Work to complete:
Give only the number of lines in the data that contain the word "update".

###

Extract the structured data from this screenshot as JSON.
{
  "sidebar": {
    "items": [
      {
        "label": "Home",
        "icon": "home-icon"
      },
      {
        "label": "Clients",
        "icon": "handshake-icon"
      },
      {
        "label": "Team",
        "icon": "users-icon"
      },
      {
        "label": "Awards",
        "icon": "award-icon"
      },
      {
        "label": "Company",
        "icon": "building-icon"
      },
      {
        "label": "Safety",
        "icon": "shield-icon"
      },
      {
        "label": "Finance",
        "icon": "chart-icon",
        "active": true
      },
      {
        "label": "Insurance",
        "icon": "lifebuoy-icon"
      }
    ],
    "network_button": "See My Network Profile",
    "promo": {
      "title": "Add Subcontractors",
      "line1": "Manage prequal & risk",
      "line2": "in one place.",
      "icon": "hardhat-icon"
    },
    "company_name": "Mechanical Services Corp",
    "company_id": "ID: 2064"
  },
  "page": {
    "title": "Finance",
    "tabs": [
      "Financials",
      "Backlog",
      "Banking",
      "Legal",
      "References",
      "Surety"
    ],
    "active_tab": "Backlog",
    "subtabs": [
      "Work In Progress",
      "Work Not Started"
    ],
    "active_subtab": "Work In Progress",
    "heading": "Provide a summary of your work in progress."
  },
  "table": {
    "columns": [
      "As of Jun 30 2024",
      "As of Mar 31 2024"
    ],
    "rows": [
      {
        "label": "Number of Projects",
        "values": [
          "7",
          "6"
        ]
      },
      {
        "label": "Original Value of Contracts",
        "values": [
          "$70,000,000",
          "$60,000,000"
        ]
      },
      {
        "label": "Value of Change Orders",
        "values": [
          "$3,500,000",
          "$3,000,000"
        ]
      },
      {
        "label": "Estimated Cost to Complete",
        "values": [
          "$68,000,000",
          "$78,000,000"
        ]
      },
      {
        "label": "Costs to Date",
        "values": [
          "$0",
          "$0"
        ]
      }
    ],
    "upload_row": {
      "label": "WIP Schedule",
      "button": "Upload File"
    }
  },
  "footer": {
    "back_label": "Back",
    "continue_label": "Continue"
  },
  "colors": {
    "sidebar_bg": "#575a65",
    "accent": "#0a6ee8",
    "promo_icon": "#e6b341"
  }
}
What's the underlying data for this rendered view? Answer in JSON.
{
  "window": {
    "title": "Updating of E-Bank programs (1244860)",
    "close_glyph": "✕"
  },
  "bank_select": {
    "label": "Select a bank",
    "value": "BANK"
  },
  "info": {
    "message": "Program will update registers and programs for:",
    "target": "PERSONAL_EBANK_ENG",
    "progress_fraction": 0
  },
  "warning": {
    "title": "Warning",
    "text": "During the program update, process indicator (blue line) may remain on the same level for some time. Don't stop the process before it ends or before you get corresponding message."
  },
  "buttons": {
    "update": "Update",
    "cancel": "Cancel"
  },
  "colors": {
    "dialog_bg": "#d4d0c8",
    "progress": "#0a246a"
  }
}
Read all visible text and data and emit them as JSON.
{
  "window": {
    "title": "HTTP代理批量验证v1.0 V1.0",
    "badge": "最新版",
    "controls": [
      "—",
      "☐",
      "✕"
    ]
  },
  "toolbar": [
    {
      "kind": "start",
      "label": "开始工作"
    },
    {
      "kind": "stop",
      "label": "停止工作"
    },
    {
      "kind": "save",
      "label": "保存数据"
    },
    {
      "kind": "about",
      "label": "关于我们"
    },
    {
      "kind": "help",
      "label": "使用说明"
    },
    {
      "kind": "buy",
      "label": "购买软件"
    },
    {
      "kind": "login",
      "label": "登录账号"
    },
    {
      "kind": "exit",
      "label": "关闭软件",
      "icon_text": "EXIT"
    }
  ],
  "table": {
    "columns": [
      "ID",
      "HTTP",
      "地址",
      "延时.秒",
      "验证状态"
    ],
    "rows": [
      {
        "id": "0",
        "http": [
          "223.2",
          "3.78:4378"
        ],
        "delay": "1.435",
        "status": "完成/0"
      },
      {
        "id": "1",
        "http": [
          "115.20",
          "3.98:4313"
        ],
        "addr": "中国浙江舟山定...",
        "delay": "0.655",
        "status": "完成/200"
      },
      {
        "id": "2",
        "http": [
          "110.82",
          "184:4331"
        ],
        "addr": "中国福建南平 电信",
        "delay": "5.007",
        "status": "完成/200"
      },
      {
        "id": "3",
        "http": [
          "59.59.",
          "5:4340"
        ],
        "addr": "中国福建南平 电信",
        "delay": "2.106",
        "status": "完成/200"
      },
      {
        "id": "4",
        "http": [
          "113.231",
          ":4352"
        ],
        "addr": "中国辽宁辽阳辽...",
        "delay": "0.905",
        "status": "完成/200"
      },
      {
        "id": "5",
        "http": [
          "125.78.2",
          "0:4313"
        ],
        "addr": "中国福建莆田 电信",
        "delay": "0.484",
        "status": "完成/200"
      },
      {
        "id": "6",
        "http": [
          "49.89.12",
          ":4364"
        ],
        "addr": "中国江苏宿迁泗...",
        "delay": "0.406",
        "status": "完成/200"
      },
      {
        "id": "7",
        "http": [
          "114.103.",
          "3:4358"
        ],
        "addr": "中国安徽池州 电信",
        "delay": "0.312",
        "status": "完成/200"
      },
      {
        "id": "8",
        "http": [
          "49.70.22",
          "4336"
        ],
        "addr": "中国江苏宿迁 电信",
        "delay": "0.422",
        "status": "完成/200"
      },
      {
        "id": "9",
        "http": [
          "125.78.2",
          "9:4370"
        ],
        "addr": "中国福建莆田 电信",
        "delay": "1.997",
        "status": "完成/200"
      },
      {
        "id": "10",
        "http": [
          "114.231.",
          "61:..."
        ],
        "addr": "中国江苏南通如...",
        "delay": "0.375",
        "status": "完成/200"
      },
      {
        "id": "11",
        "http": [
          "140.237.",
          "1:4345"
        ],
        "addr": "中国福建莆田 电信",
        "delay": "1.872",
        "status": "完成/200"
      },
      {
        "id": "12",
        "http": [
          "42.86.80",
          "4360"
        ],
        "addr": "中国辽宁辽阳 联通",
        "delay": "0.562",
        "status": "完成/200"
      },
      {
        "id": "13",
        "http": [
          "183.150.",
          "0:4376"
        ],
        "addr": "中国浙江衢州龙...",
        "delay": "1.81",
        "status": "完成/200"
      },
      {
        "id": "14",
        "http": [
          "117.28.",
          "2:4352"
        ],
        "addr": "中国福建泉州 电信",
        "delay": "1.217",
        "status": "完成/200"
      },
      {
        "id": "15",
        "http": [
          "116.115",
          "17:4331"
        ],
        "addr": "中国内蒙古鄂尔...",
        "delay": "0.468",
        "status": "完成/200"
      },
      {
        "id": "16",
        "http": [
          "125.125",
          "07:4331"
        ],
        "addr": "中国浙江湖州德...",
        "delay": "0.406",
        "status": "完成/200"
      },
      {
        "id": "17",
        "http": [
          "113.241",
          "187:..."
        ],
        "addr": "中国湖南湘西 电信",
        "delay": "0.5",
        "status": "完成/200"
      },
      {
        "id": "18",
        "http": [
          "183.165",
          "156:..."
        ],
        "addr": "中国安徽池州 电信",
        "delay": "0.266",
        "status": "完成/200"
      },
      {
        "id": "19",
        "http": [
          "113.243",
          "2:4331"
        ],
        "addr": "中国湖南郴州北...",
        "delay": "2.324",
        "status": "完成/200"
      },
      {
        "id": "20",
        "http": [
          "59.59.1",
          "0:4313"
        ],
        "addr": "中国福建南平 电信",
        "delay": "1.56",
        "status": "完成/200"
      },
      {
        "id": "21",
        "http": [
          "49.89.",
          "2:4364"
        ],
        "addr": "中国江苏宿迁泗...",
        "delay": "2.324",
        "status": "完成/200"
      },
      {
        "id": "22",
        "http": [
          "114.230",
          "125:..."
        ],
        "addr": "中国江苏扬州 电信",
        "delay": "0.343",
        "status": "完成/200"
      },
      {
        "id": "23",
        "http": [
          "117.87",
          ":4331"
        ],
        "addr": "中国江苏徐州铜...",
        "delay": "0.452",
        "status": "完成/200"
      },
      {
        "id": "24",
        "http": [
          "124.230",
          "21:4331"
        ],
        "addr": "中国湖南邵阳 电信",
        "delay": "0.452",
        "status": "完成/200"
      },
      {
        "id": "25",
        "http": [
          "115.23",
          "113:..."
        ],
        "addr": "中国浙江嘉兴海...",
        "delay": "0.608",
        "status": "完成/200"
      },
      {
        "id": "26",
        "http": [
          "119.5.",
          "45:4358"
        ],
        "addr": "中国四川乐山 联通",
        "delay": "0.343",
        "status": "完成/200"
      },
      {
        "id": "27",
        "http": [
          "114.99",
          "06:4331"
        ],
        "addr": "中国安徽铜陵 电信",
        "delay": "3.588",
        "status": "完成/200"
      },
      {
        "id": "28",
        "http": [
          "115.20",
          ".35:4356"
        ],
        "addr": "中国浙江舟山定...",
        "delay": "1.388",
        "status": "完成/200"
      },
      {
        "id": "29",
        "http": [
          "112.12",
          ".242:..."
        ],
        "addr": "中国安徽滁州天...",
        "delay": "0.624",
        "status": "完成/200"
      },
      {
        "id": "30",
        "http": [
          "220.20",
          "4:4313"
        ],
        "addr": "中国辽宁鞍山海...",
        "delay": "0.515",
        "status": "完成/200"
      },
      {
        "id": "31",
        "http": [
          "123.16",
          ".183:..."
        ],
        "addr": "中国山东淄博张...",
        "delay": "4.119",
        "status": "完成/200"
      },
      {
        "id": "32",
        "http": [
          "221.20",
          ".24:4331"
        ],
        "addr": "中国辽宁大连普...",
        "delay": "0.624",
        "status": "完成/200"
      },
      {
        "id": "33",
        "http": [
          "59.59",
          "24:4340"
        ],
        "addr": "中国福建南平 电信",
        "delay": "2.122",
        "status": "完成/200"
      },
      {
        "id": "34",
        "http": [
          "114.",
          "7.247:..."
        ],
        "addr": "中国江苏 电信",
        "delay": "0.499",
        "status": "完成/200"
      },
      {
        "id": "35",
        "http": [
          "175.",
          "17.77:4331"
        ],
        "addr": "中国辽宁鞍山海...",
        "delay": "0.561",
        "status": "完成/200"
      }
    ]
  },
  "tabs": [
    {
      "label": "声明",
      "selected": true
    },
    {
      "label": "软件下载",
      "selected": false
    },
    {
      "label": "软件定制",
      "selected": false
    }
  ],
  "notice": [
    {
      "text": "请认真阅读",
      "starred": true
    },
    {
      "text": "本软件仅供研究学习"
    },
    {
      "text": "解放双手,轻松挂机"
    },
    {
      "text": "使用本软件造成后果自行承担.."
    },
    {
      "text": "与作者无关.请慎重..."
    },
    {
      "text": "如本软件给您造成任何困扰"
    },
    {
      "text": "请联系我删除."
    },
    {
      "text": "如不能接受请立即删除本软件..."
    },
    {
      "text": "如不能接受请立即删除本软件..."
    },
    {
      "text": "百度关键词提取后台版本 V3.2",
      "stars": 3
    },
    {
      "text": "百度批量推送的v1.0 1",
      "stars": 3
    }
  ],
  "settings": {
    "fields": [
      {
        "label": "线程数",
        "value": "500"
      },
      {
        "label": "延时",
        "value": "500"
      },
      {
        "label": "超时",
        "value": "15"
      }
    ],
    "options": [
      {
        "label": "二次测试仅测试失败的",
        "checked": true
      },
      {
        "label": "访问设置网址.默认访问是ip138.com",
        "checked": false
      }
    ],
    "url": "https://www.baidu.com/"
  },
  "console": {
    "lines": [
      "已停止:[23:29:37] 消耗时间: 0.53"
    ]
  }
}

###

Task result:
3